The methods of extrinsic rewards are more popular than the intrinsic ones. Why? Because extrinsic rewards promise you a shortcut—and we live in a shortcut-obsessed society. They offer a similar benefit to the intrinsic rewards, but don’t require the awareness and mindset work that the former does.
I say “similar benefits” because it involves tricking your brain. Instead of learning to love the salad, you are adding some dressing to mask the taste you dislike. Instead of learning to love running, you are adding music to make it bearable. Instead of enjoying the research for your thesis, you give yourself a reward so you look forward to finishing it. This is still effective, as it taps into the reward center of the brain and motivates you to take action. It works, and in some cases it might be the only option for you. It is just not as ideal as having intrinsic motivation (and it would be irresponsible of me not to mention that). It is much harder to remain on track with a habit or goal when you rely on an external reward, as compared to when you are intrinsically motivated to do that thing.
There are three types of extrinsic rewards:
Temptation bundling is mixing your chosen behavior with an activity you enjoy. This allows you to experience some reward while performing your positive habit, though it doesn’t come from the core activity. It makes things easier for you by offsetting the pain of your effort with some pleasure or fun. It is proven to work. For example, there are studies showing that listening to music while exercising decreases the perception of effort by 10%.

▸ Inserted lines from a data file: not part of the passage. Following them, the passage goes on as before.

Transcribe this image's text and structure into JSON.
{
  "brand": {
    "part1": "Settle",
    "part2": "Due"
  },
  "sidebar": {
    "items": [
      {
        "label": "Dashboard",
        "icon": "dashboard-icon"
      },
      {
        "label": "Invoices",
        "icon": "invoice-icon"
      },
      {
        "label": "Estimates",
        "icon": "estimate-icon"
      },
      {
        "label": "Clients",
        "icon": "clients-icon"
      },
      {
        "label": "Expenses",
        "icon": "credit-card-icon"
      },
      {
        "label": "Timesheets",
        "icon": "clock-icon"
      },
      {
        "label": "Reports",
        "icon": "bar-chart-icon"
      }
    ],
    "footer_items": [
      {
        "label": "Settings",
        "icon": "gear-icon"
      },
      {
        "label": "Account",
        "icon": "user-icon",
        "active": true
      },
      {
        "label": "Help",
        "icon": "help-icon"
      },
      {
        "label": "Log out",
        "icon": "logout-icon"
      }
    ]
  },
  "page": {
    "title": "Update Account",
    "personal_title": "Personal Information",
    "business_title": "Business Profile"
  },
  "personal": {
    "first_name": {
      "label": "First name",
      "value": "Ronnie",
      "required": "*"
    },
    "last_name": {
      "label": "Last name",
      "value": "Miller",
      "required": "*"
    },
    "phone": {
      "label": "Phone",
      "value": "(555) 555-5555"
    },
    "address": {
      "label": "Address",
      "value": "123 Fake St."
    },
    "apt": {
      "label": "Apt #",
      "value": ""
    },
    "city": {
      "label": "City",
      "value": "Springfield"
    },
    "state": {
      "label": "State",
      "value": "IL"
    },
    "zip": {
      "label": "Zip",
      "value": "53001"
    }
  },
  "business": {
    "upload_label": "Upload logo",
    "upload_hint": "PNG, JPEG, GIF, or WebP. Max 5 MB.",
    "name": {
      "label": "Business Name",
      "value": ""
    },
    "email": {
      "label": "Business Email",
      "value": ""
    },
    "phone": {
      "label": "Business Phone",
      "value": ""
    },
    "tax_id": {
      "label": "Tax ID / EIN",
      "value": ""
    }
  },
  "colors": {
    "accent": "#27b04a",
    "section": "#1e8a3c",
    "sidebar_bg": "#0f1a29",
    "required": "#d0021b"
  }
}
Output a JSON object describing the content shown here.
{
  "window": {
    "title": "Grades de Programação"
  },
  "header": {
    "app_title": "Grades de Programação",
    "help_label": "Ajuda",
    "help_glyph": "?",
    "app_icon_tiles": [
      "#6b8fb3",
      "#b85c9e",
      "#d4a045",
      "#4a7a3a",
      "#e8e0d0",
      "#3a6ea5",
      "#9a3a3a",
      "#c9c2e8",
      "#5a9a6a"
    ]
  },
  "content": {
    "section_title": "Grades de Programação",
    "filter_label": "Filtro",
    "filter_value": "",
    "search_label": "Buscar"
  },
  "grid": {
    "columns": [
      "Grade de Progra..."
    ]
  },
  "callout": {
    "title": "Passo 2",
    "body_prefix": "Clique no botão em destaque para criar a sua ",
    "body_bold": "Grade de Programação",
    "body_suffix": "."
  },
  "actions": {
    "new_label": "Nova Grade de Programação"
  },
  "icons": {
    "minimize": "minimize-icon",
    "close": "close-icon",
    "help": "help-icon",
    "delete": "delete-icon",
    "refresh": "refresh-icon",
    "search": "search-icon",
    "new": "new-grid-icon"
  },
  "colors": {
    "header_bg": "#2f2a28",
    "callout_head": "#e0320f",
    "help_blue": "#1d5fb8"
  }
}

Temptation sequencing is making your habit the condition for enjoying a pleasure that you choose not to experience in any other way. The basic formula is: “I will only _______(external reward) if I ________(chosen habit)”. In other words, first aspiration, then pleasure.
|Desired Habit||External Reward||Formula|
|Wake up at 5am||Read my favorite book||“I’ll only read my favorite book on the days I wake up at 5am”|
|Avoid sugar||Social Media||“I can only use social media on the days that I have no sugar”|
|Finish all household chores||Watch a movie||“I’ll only watch a movie on the days that my home is fully clean”|
|Save X amount of dollars||Trip to Bali||“I will travel to Bali only after I’ve saved X amount of dollars.”|
|Swim three times a week||Night out with friends||“I’ll only allow myself a night out with friends in the weeks I swam three times.”|
|Sleep at 11pm||Play games||“I can’t play games unless I’ve slept by 11pm the night before.”|
If the reward can be experienced immediately after the “boring habit”, even better. That makes it easier for the brain to associate the two.
Temptation sequencing has downsides and calls for mindfulness in setting rewards that support your goals—or at least don’t detract from them. Here are the potential pitfalls:
- You may become dependent, unable to perform your habit without the reward.
- You may be tempted to justify unhealthy indulgences
- You will need to enforce your own rules, only enjoying the reward if the condition has been met. You might need formal accountability or strong commitment devices to make it work.
Token economy is probably the least harmful extrinsic reward. You give yourself tokens for progress—gold stars, “points”, poker chips, or whatever you like. Then you create a list of experiences and things you will reward yourself with, once you accumulate a certain number of tokens. Again, choose your rewards wisely. Don’t “reward” a week of sobriety by a night out in a pub!
If you can’t build intrinsic rewards to help you stay on track with your goal-promoting habits, then make use of one of the three extrinsic rewards methods explained here.